British police: LGBT fans at World Cup should obey local law
DOMODEDOVO, Russia (AP) Police from 33 countries are gathering under one roof for the World Cup as Russia prepares to deal with potential issues ranging from hooliganism and terrorism to backlash against local laws restricting LGBT rights.
The police representatives from all 32 competing countries plus 2022 host Qatar will gather in a police academy on the edge of the forest outside Moscow to share intelligence and spot troublemakers in World Cup crowds.
At the center, opened Tuesday by Russian Interior Minister Vladimir Kolokoltsev, they’ll walk up a red carpet to the entrance, past a table football game and a large plastic model of World Cup mascot Zabivaka the wolf, before sitting at desks arranged by each team’s World Cup group.
”Our task is to respond quickly, correctly and according to the law” when trouble occurs,” Kolokoltsev said.
The top British officer working at the tournament, Chief Inspector Joseph Stokoe, takes part amid diplomatic tension.
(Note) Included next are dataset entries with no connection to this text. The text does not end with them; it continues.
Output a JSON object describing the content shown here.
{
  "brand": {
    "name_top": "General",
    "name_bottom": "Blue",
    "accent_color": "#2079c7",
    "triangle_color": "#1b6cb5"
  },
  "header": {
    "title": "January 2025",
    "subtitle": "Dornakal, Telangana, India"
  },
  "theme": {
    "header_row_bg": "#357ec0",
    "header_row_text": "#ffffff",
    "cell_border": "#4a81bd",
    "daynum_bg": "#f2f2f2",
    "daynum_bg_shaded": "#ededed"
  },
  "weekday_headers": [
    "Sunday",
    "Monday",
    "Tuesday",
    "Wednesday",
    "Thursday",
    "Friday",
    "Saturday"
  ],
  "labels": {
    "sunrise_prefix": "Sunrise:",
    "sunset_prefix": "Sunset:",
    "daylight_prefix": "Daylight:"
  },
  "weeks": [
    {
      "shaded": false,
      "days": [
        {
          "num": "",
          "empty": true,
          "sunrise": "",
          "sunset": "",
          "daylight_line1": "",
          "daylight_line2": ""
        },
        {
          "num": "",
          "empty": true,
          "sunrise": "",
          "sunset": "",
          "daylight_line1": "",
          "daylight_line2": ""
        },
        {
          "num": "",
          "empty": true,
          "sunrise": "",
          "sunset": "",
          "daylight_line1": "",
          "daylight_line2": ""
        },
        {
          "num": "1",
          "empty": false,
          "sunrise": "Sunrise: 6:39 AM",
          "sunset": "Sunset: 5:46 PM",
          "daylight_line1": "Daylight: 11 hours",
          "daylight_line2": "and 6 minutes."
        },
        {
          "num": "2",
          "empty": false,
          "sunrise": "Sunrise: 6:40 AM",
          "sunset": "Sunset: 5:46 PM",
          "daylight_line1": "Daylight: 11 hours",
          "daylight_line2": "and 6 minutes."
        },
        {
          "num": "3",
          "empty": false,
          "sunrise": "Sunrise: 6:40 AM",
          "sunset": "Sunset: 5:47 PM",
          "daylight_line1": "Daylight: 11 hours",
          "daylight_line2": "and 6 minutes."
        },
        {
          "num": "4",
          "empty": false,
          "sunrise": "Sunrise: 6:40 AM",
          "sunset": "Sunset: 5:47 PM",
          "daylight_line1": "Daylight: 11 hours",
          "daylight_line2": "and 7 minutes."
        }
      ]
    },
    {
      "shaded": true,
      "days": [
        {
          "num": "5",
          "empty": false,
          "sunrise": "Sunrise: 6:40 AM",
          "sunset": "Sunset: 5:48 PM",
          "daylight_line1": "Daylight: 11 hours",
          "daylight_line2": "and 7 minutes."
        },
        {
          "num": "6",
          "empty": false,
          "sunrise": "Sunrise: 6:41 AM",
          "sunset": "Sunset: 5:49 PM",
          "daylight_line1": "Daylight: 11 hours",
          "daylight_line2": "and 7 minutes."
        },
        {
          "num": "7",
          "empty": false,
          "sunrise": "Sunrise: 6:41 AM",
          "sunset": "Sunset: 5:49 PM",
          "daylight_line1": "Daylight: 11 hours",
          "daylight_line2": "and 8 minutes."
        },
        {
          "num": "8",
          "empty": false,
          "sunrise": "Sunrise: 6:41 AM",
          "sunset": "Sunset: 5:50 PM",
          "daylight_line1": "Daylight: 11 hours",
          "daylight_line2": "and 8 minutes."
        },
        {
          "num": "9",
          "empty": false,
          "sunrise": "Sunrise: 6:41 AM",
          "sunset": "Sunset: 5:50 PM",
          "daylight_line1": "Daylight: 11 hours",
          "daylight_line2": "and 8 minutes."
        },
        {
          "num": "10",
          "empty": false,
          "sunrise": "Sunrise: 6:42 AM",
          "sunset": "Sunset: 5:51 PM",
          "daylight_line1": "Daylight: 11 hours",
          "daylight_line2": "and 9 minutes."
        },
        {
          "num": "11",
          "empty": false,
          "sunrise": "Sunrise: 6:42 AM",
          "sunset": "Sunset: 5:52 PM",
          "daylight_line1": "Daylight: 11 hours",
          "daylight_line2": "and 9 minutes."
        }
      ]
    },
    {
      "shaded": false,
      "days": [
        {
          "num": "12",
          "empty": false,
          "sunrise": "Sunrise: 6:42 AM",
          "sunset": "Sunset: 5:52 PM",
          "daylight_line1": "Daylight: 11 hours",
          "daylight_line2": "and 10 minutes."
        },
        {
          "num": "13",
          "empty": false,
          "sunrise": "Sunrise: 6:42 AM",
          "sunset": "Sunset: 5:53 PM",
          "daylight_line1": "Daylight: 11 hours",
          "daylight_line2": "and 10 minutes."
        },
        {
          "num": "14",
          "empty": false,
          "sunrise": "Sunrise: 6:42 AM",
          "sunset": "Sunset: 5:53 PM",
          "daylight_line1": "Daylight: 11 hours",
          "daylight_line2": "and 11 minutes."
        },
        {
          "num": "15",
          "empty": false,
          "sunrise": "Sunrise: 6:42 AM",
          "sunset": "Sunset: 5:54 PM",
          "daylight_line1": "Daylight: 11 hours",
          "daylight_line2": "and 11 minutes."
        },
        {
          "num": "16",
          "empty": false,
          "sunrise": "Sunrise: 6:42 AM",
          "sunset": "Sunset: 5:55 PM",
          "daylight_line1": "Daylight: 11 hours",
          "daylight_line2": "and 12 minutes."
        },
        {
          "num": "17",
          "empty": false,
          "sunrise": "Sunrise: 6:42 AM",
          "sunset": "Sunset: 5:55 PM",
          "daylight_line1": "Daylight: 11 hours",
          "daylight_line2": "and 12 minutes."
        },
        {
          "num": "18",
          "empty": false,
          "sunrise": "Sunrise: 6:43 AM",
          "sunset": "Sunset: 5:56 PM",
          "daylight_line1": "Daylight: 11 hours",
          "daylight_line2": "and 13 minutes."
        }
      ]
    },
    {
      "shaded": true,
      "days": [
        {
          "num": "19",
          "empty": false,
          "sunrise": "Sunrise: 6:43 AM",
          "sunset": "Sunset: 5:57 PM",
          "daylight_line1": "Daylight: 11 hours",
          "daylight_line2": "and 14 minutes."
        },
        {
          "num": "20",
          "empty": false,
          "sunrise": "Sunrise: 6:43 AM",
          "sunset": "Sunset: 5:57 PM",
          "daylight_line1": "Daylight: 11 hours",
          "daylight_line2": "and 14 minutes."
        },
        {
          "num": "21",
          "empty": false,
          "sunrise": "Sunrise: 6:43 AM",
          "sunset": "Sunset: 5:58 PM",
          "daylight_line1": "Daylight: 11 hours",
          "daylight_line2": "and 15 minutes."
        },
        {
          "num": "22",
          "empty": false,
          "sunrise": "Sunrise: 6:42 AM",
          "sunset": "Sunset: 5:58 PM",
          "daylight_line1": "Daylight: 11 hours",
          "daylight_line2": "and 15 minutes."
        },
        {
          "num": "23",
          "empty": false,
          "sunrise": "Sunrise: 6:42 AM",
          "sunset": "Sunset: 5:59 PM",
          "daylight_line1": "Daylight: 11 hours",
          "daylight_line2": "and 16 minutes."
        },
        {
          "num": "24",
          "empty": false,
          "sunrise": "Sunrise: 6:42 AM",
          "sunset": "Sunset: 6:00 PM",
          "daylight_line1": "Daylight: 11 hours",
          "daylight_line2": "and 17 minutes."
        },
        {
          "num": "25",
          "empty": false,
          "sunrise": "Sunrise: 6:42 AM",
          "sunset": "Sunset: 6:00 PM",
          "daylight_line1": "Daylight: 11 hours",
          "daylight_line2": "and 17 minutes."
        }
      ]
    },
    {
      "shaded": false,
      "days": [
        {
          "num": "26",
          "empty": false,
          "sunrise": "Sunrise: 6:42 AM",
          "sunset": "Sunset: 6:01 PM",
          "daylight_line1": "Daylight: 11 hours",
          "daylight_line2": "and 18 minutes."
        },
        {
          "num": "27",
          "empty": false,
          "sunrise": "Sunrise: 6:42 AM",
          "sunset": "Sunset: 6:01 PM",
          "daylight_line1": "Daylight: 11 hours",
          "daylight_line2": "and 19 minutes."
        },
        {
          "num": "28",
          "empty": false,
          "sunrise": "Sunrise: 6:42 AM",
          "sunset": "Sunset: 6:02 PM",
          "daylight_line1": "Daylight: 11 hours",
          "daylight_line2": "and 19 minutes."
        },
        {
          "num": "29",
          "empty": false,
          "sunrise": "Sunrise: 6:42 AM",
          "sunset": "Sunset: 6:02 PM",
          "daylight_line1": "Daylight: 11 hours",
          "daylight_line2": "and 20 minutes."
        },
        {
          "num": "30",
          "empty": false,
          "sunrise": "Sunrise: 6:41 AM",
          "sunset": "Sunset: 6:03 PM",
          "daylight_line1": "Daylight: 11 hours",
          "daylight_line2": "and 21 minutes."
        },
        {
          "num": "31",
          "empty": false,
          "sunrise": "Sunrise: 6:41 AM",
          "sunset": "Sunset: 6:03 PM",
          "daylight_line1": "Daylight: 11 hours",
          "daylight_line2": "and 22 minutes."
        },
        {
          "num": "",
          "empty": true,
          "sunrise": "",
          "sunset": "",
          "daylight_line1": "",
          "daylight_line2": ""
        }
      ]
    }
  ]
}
Britain has accused Russia of using a nerve agent in the attempted assassination of former spy Sergei Skripal in the English city of Salisbury in March, which Moscow denies.
Stokoe says the aim is to ”take politics out of policing.” He recommends that visiting LGBT fans follow local laws which restrict how they can express their identity in public.
Russian law bans the so-called ”propaganda” of homosexuality in any setting where children could be present. In practice, it has been used to restrict public discussion of lesbian, gay, bisexual and transgender issues and to block protests, although Russian authorities have suggested the measure won’t be as strictly enforced at the World Cup.
When asked what advice he’d give to LGBT fans who are following the England team, Stokoe predicted ”they will follow the law as it is in Russia.”
The scenario of fans flying the rainbow flag has been raised with local authorities, Stokoe said, ”to ensure there’s communication between the Russian authorities and us around the right behavior and hopefully ensure the police can deal with any issues that do come up around LGBT fans who may feel they’re suffering any discrimination.”
Hooliganism has been an issue at previous tournaments, and British police are hoping to help ensure exuberant fans aren’t mistaken for hooligans following clashes between Russia and England supporters in France at the 2016 European Championship.
”I know how excitable and how much English fans can enjoy the occasion, drinking and singing, waving the flags,” he said. ”I know I need to try and explain to my Russian colleagues that that isn’t a precursor to anything more than England fans enjoying themselves when they go to the match.”
Hooliganism is also a concern for Polish police captain Wojciech Dobrowolski after clashes between Polish and Russian supporters at the 2012 European Championship in Warsaw.
Tough Russian policing and the reputation of Russian hooligans deterred Polish hooligans from coming to Russia, he said.
”They know that Russian hooligans are also famous and I think that they know that in Russia police is very strong and they can have problems with law and with Russian police,” Dobrowolski said.
Russian police representatives at the opening of the center refused to take questions about their security strategy.
Local authorities have pointed to a blacklist of 451 fans banned from sports events by court order, though that number is lower than for similar programs in many other European countries.
People with knowledge of Russia’s hardcore fan scene have told the Associated Press that as many as several thousand Russians have been refused a government-issue Fan ID, making their World Cup tickets invalid.
One veteran hooligan from Moscow told the AP last month that leaders of the Russian fan scene have been threatened with prison sentences by the security services if there’s trouble at the World Cup, even if they aren’t directly involved, to ensure good behavior by other members of their groups.